Acid rain is produced, when automobiles, smelters, power plants, and other industrial factories burn fossil fuels such as gasoline, coal, and fuel oils. When combusted, the non renewable resources release pollutants such as sulfur, carbon and nitrogen oxides into the air. These oxide combine with the humidity in the air and form sulfuric, nitric and carbonic acid. This acidic solution eventually condenses in the air and comes back down to the earth in any from of precipitation (snow, rain, hail).

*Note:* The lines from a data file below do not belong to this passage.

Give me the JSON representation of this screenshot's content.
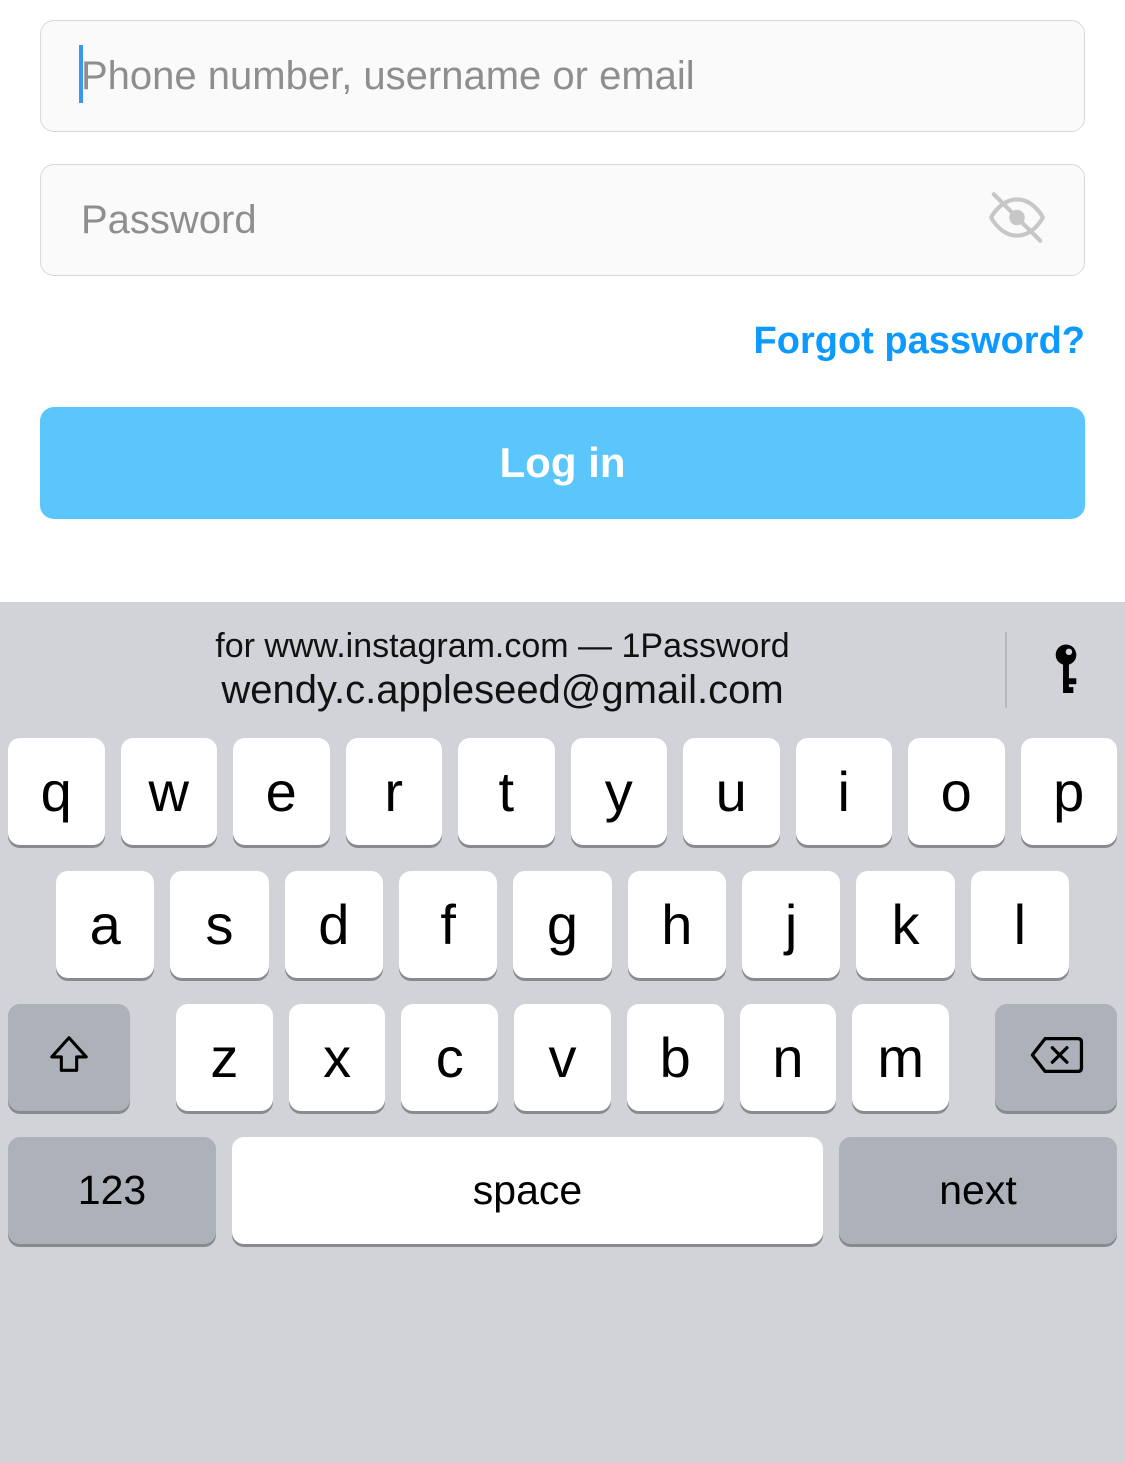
{
  "form": {
    "username_placeholder": "Phone number, username or email",
    "password_placeholder": "Password",
    "forgot_label": "Forgot password?",
    "login_label": "Log in"
  },
  "keyboard": {
    "suggestion_line1": "for www.instagram.com — 1Password",
    "suggestion_line2": "wendy.c.appleseed@gmail.com",
    "row1": [
      "q",
      "w",
      "e",
      "r",
      "t",
      "y",
      "u",
      "i",
      "o",
      "p"
    ],
    "row2": [
      "a",
      "s",
      "d",
      "f",
      "g",
      "h",
      "j",
      "k",
      "l"
    ],
    "row3": [
      "z",
      "x",
      "c",
      "v",
      "b",
      "n",
      "m"
    ],
    "num_label": "123",
    "space_label": "space",
    "next_label": "next"
  }
}
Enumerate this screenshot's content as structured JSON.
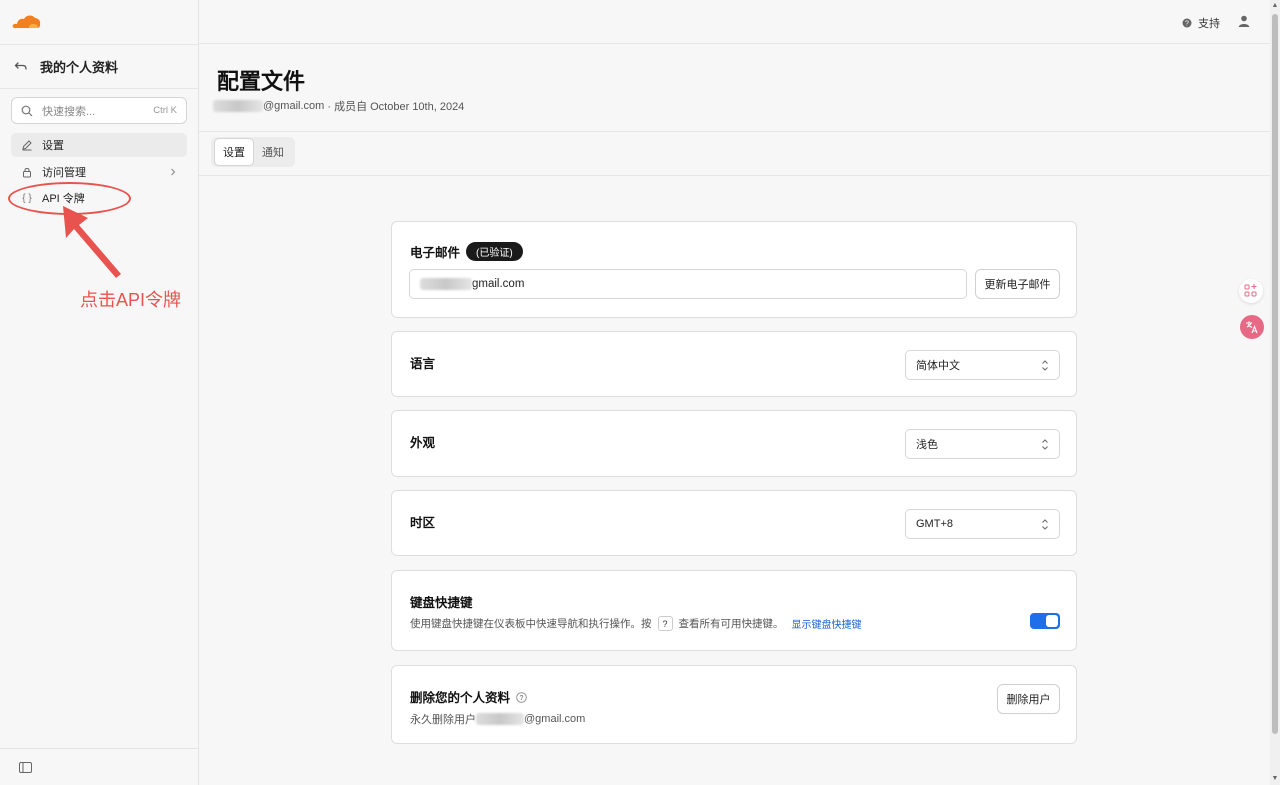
{
  "brand": {
    "accent": "#f38020"
  },
  "sidebar": {
    "back_icon": "back-arrow-icon",
    "title": "我的个人资料",
    "search": {
      "placeholder": "快速搜索...",
      "shortcut": "Ctrl K"
    },
    "items": [
      {
        "label": "设置",
        "icon": "pencil-icon",
        "active": true
      },
      {
        "label": "访问管理",
        "icon": "lock-icon",
        "has_chevron": true
      },
      {
        "label": "API 令牌",
        "icon": "braces-icon"
      }
    ],
    "annotation": {
      "text": "点击API令牌",
      "color": "#e8534f"
    }
  },
  "topbar": {
    "support_label": "支持"
  },
  "page": {
    "title": "配置文件",
    "subtitle_email_suffix": "@gmail.com",
    "subtitle_rest": " · 成员自 October 10th, 2024",
    "tabs": [
      {
        "label": "设置",
        "active": true
      },
      {
        "label": "通知",
        "active": false
      }
    ]
  },
  "cards": {
    "email": {
      "title": "电子邮件",
      "badge": "(已验证)",
      "value_suffix": "gmail.com",
      "button": "更新电子邮件"
    },
    "language": {
      "title": "语言",
      "value": "简体中文"
    },
    "appearance": {
      "title": "外观",
      "value": "浅色"
    },
    "timezone": {
      "title": "时区",
      "value": "GMT+8"
    },
    "shortcuts": {
      "title": "键盘快捷键",
      "desc_before": "使用键盘快捷键在仪表板中快速导航和执行操作。按",
      "key": "?",
      "desc_after": "查看所有可用快捷键。",
      "link": "显示键盘快捷键",
      "enabled": true
    },
    "delete": {
      "title": "删除您的个人资料",
      "desc_prefix": "永久删除用户",
      "desc_suffix": "@gmail.com",
      "button": "删除用户"
    }
  }
}
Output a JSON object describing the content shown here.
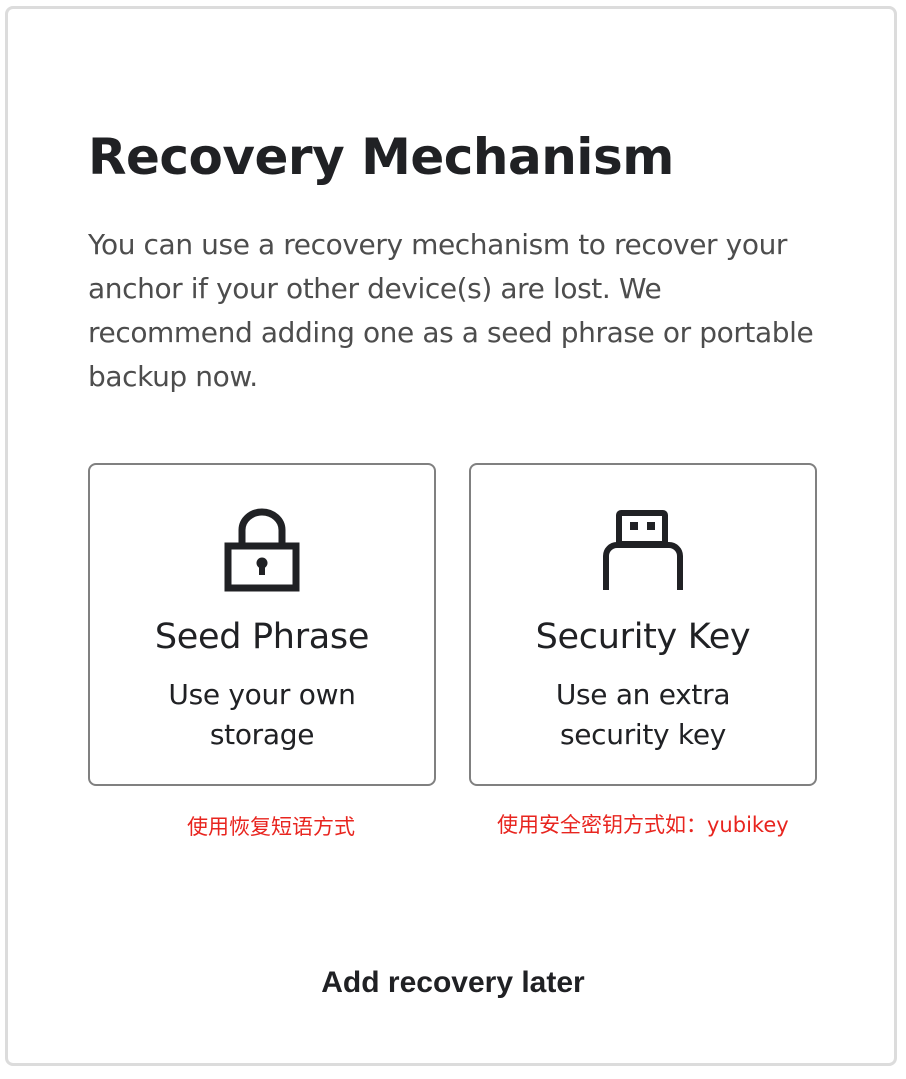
{
  "page": {
    "title": "Recovery Mechanism",
    "description": "You can use a recovery mechanism to recover your anchor if your other device(s) are lost. We recommend adding one as a seed phrase or portable backup now."
  },
  "options": [
    {
      "icon": "lock-icon",
      "title": "Seed Phrase",
      "subtitle": "Use your own storage",
      "annotation": "使用恢复短语方式"
    },
    {
      "icon": "usb-key-icon",
      "title": "Security Key",
      "subtitle": "Use an extra security key",
      "annotation": "使用安全密钥方式如：yubikey"
    }
  ],
  "actions": {
    "later_label": "Add recovery later"
  },
  "colors": {
    "text": "#202124",
    "muted": "#4d4d4d",
    "card_border": "#808080",
    "annotation": "#e8251f",
    "frame_border": "#dcdcdc"
  }
}
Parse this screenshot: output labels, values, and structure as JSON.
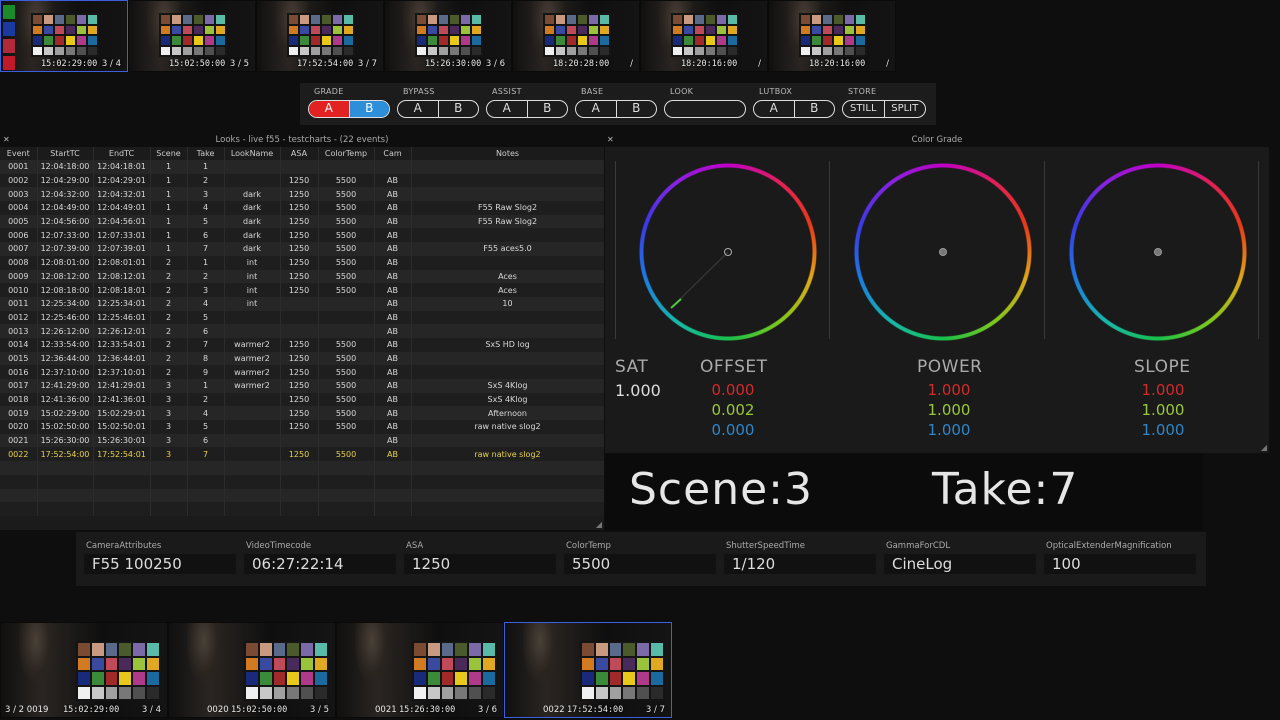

Upon returning to the earth, the acidic precipitation can have serious repercussions on both the environment and as well as human structures. On average, acid rain is about nine times more acidic than rain water, and has been recorded as low as 2.5 on the pH scale (forty times more acidic than water.) Acid deposition kill fish, soil bacteria, and as well as aquatic and terrestrial plants. the acid also drain the soil of essential nutrients such as aluminum and releases them into bodies of water such as streams, lakes, and ponds. These bodies of water develop highly concentrated levels of these nutrients which can really harm the aquatic life forms in that area Those areas without any alkaline metal deposits in the soil to neutralize some of the acid are hurt the most by this destructive force, destroying crops, trees and even killing an entire pond or lake. Acid rain is also a strong destructive force against man made structures, reacting with marble, plastics and rubber.
The problem of acid rain is derived mostly from northern...